_ABOUT THIS EXERCISE_
Down to the last line, reproduce the data that follows, but skip the pictures.

_RECORDS SUPPLIED_
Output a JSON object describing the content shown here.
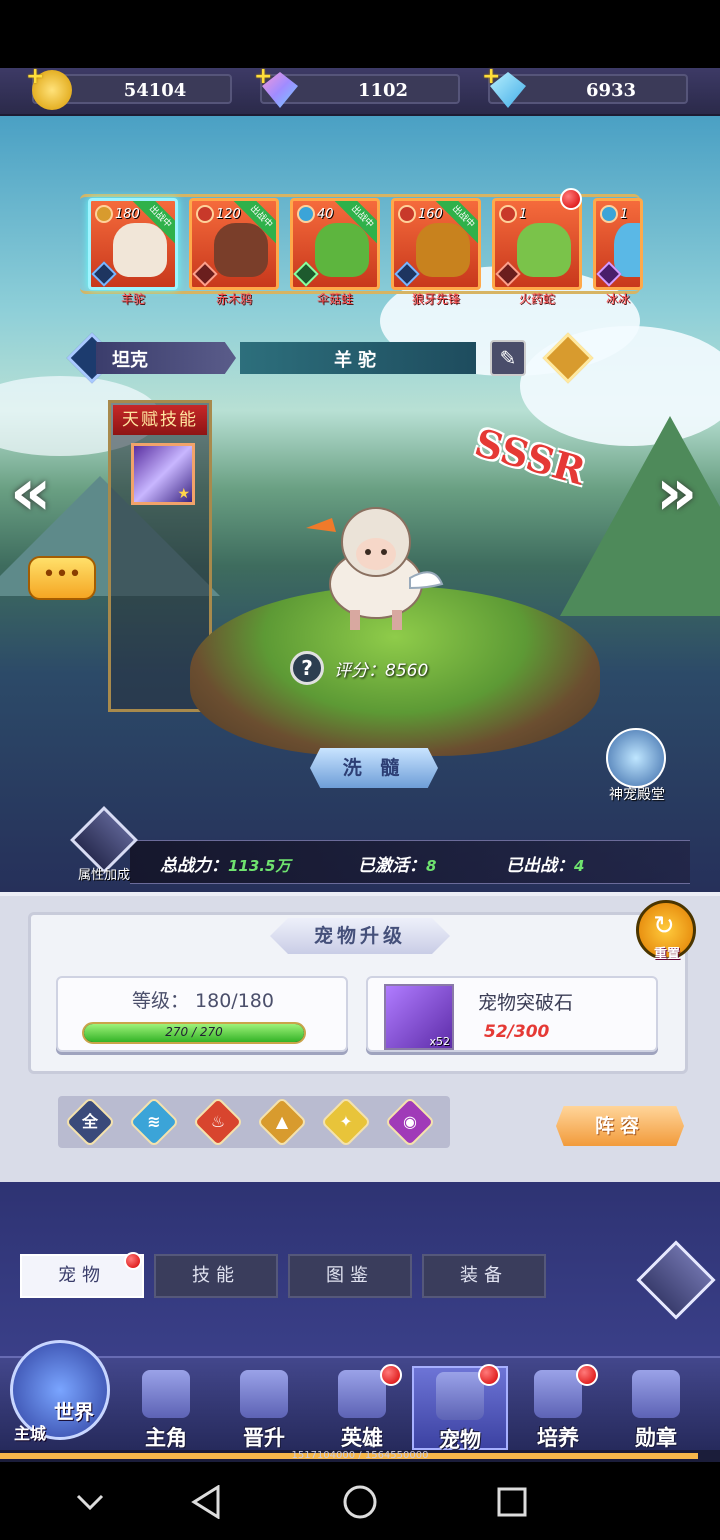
{
  "currency": [
    {
      "name": "gold",
      "value": "54104"
    },
    {
      "name": "diamond-pink",
      "value": "1102"
    },
    {
      "name": "diamond-blue",
      "value": "6933"
    }
  ],
  "roster": [
    {
      "level": "180",
      "badge": "出战中",
      "name": "羊驼",
      "color": "#f1e6d8",
      "selected": true
    },
    {
      "level": "120",
      "badge": "出战中",
      "name": "赤木鸦",
      "color": "#7a3e2a"
    },
    {
      "level": "40",
      "badge": "出战中",
      "name": "伞菇蛙",
      "color": "#5db53e"
    },
    {
      "level": "160",
      "badge": "出战中",
      "name": "狼牙先锋",
      "color": "#c8821e"
    },
    {
      "level": "1",
      "badge": "",
      "name": "火药蛇",
      "color": "#7ac34a"
    },
    {
      "level": "1",
      "badge": "",
      "name": "冰冰",
      "color": "#5ab8e6"
    }
  ],
  "pet_info": {
    "class": "坦克",
    "name": "羊驼",
    "rarity": "SSSR",
    "talent_title": "天赋技能",
    "score_label": "评分：8560",
    "wash_label": "洗 髓"
  },
  "temple_label": "神宠殿堂",
  "attr_label": "属性加成",
  "stats": {
    "power_label": "总战力：",
    "power_value": "113.5万",
    "activated_label": "已激活：",
    "activated_value": "8",
    "deployed_label": "已出战：",
    "deployed_value": "4"
  },
  "upgrade": {
    "title": "宠物升级",
    "reset_label": "重置",
    "level_text": "等级： 180/180",
    "xp_text": "270 / 270",
    "xp_fraction": 1.0,
    "stone_name": "宠物突破石",
    "stone_count": "x52",
    "stone_progress": "52/300"
  },
  "filters": [
    {
      "name": "all",
      "glyph": "全",
      "color": "#3a4a7a"
    },
    {
      "name": "water",
      "glyph": "≋",
      "color": "#3ba4d8"
    },
    {
      "name": "fire",
      "glyph": "♨",
      "color": "#d8452e"
    },
    {
      "name": "earth",
      "glyph": "▲",
      "color": "#d89b2e"
    },
    {
      "name": "light",
      "glyph": "✦",
      "color": "#e8c43a"
    },
    {
      "name": "dark",
      "glyph": "◉",
      "color": "#a03ab8"
    }
  ],
  "lineup_label": "阵容",
  "subtabs": [
    "宠物",
    "技能",
    "图鉴",
    "装备"
  ],
  "nav": {
    "world": "世界",
    "city": "主城",
    "items": [
      "主角",
      "晋升",
      "英雄",
      "宠物",
      "培养",
      "勋章"
    ]
  },
  "exp_text": "1517104000 / 1564550000",
  "exp_fraction": 0.97
}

_SOLUTION TO THE EXERCISE_
Output a JSON object describing the content shown here.
{
  "currency": [
    {
      "name": "gold",
      "value": "54104"
    },
    {
      "name": "diamond-pink",
      "value": "1102"
    },
    {
      "name": "diamond-blue",
      "value": "6933"
    }
  ],
  "roster": [
    {
      "level": "180",
      "badge": "出战中",
      "name": "羊驼",
      "color": "#f1e6d8",
      "selected": true
    },
    {
      "level": "120",
      "badge": "出战中",
      "name": "赤木鸦",
      "color": "#7a3e2a"
    },
    {
      "level": "40",
      "badge": "出战中",
      "name": "伞菇蛙",
      "color": "#5db53e"
    },
    {
      "level": "160",
      "badge": "出战中",
      "name": "狼牙先锋",
      "color": "#c8821e"
    },
    {
      "level": "1",
      "badge": "",
      "name": "火药蛇",
      "color": "#7ac34a"
    },
    {
      "level": "1",
      "badge": "",
      "name": "冰冰",
      "color": "#5ab8e6"
    }
  ],
  "pet_info": {
    "class": "坦克",
    "name": "羊驼",
    "rarity": "SSSR",
    "talent_title": "天赋技能",
    "score_label": "评分：8560",
    "wash_label": "洗 髓"
  },
  "temple_label": "神宠殿堂",
  "attr_label": "属性加成",
  "stats": {
    "power_label": "总战力：",
    "power_value": "113.5万",
    "activated_label": "已激活：",
    "activated_value": "8",
    "deployed_label": "已出战：",
    "deployed_value": "4"
  },
  "upgrade": {
    "title": "宠物升级",
    "reset_label": "重置",
    "level_text": "等级： 180/180",
    "xp_text": "270 / 270",
    "xp_fraction": 1.0,
    "stone_name": "宠物突破石",
    "stone_count": "x52",
    "stone_progress": "52/300"
  },
  "filters": [
    {
      "name": "all",
      "glyph": "全",
      "color": "#3a4a7a"
    },
    {
      "name": "water",
      "glyph": "≋",
      "color": "#3ba4d8"
    },
    {
      "name": "fire",
      "glyph": "♨",
      "color": "#d8452e"
    },
    {
      "name": "earth",
      "glyph": "▲",
      "color": "#d89b2e"
    },
    {
      "name": "light",
      "glyph": "✦",
      "color": "#e8c43a"
    },
    {
      "name": "dark",
      "glyph": "◉",
      "color": "#a03ab8"
    }
  ],
  "lineup_label": "阵容",
  "subtabs": [
    "宠物",
    "技能",
    "图鉴",
    "装备"
  ],
  "nav": {
    "world": "世界",
    "city": "主城",
    "items": [
      "主角",
      "晋升",
      "英雄",
      "宠物",
      "培养",
      "勋章"
    ]
  },
  "exp_text": "1517104000 / 1564550000",
  "exp_fraction": 0.97
}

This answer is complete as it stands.